You might have already noticed that we have been testing the V4000 with a 2.0GHz Pentium-M, which is not currently offered by Compaq. We are told this will be changed as of June 8, for those looking to go with the highest end of the processing spectrum.
In order for HP/Compaq to improve upon the V4000 we'd recommend they make a few changes. For one, if they want to keep the distinct clam shell design, the hinge needs to be redesigned so that it doesn't protrude from the backside of the notebook, as its current position fully exposes it to damage upon impact. Second, we's like to see a brighter display so that the weaknesses of glare-type displays are avoided. Third, we'd like to see a revision of the V4000 to implement DDR2 memory. The current choice of DDR actually limits synchronous bus bandwidth. This is a limitation for those looking to the V4000 as a quasi-mobile performance notebook. Fourth, we'd recommend a different material be used in the construction of the touchpad. After a few months of use, you will actually feel the problem we noted earlier in our review.
On a related note, we noticed an abnormality when it comes to watching DVD movies. We are uncertain of the root cause at this time, but it seemed that some on-screen objects, like faces for example, seemed to suffer from sawtooth artifacts (aka feathering/comb filtering). When you encounter bright movie scenes, there seems to be vertical pixelation, that's quite noticeable as seen in the screenshot above. This could be an offshoot of the quality of the display panel, because we have not seen this issue occur with other multimedia notebooks.
When it comes to purchasing this notebook, we need to mention a fluke we discovered along with the help of one of HP's technicalrepresentativess.
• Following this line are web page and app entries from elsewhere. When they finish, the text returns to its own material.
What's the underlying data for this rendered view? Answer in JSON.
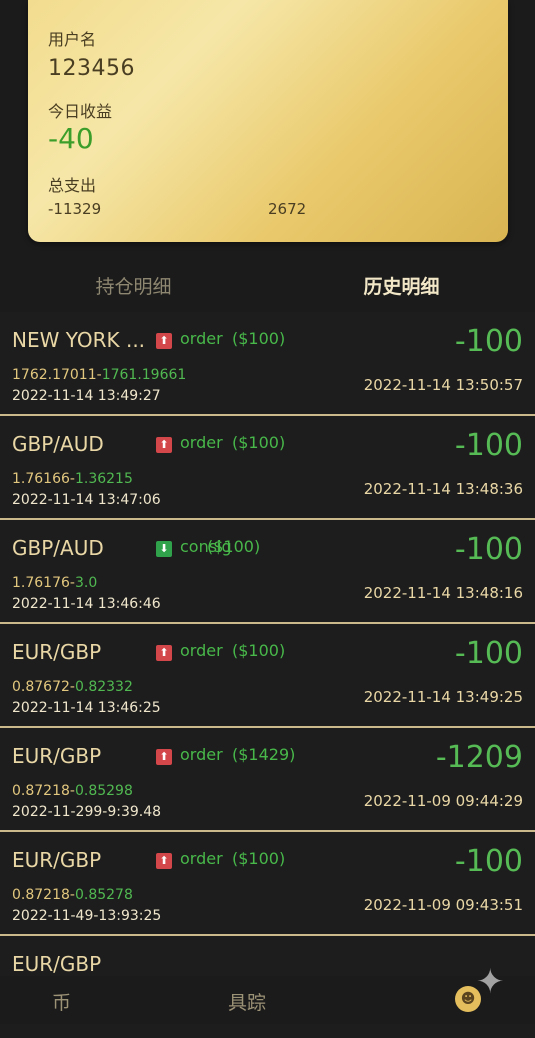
{
  "card": {
    "username_label": "用户名",
    "username_value": "123456",
    "today_label": "今日收益",
    "today_value": "-40",
    "total_expense_label": "总支出",
    "total_expense_value": "-11329",
    "right_value": "2672"
  },
  "tabs": [
    {
      "label": "持仓明细",
      "active": false
    },
    {
      "label": "历史明细",
      "active": true
    }
  ],
  "orders": [
    {
      "symbol": "NEW YORK ...",
      "direction": "up",
      "type": "order",
      "amount": "($100)",
      "open_price": "1762.17011",
      "close_price": "1761.19661",
      "open_time": "2022-11-14 13:49:27",
      "profit": "-100",
      "close_time": "2022-11-14 13:50:57"
    },
    {
      "symbol": "GBP/AUD",
      "direction": "up",
      "type": "order",
      "amount": "($100)",
      "open_price": "1.76166",
      "close_price": "1.36215",
      "open_time": "2022-11-14 13:47:06",
      "profit": "-100",
      "close_time": "2022-11-14 13:48:36"
    },
    {
      "symbol": "GBP/AUD",
      "direction": "down",
      "type": "consig",
      "amount": "($100)",
      "open_price": "1.76176",
      "close_price": "3.0",
      "open_time": "2022-11-14 13:46:46",
      "profit": "-100",
      "close_time": "2022-11-14 13:48:16"
    },
    {
      "symbol": "EUR/GBP",
      "direction": "up",
      "type": "order",
      "amount": "($100)",
      "open_price": "0.87672",
      "close_price": "0.82332",
      "open_time": "2022-11-14 13:46:25",
      "profit": "-100",
      "close_time": "2022-11-14 13:49:25"
    },
    {
      "symbol": "EUR/GBP",
      "direction": "up",
      "type": "order",
      "amount": "($1429)",
      "open_price": "0.87218",
      "close_price": "0.85298",
      "open_time": "2022-11-299-9:39.48",
      "profit": "-1209",
      "close_time": "2022-11-09 09:44:29"
    },
    {
      "symbol": "EUR/GBP",
      "direction": "up",
      "type": "order",
      "amount": "($100)",
      "open_price": "0.87218",
      "close_price": "0.85278",
      "open_time": "2022-11-49-13:93:25",
      "profit": "-100",
      "close_time": "2022-11-09 09:43:51"
    },
    {
      "symbol": "EUR/GBP",
      "direction": "",
      "type": "",
      "amount": "",
      "open_price": "",
      "close_price": "",
      "open_time": "",
      "profit": "",
      "close_time": ""
    }
  ],
  "bottom_nav": {
    "item1": "币",
    "item2": "具踪"
  },
  "colors": {
    "card_gold": "#f2dc8e",
    "profit_green": "#56ba55",
    "up_red": "#d3474a",
    "down_green": "#2fa24b"
  }
}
It seems that the shopping.hp.com site has a bit of an error. There are two choices in the graphics card section on the V4000 configuration page: "Intel Graphics Media Accelerator 900" or "Intel Graphics Media Accelerator 900 - Pentium." The difference is that one uses the 915GML (saves you $25) and the other the 915GM, respectively. Since all V4000s use a 915GM platform, the error is that the 915GML is not being used in any design skew of the V4000. This is an important note as the integrated graphics core for both chipsets are not the same (compare chipsets). The 915GML runs at a lower speed. Apparently, there is much more to this as the "Intel Graphics Media Accelerator 900 - Pentium" option (uses 915GM) also provides the Expansion 2 port, mini IEEE1394 Firewire port, 6-in-1 card reader, and 2 additional USB 2.0/1.1 ports. Because both options use the same chipset, we are uncertain if all V4000s come with these "additional" ports. It could be that the lower end option just leaves these out. It's also possible that they all have the same specifications, and these "additional" ports are standard, which would mean that HP is leaving you a loophole to save 25 bucks. We will keep you updated as information comes in.
In the end, we would like to see Compaq make some improvements to the V4000 platform, perhaps we will see some of them implemented down the road. For its price range ($1100 - $1300), however, the V4000 is a very good buy. In the end, we are giving the V4000 a 7.5 on the Heat Meter.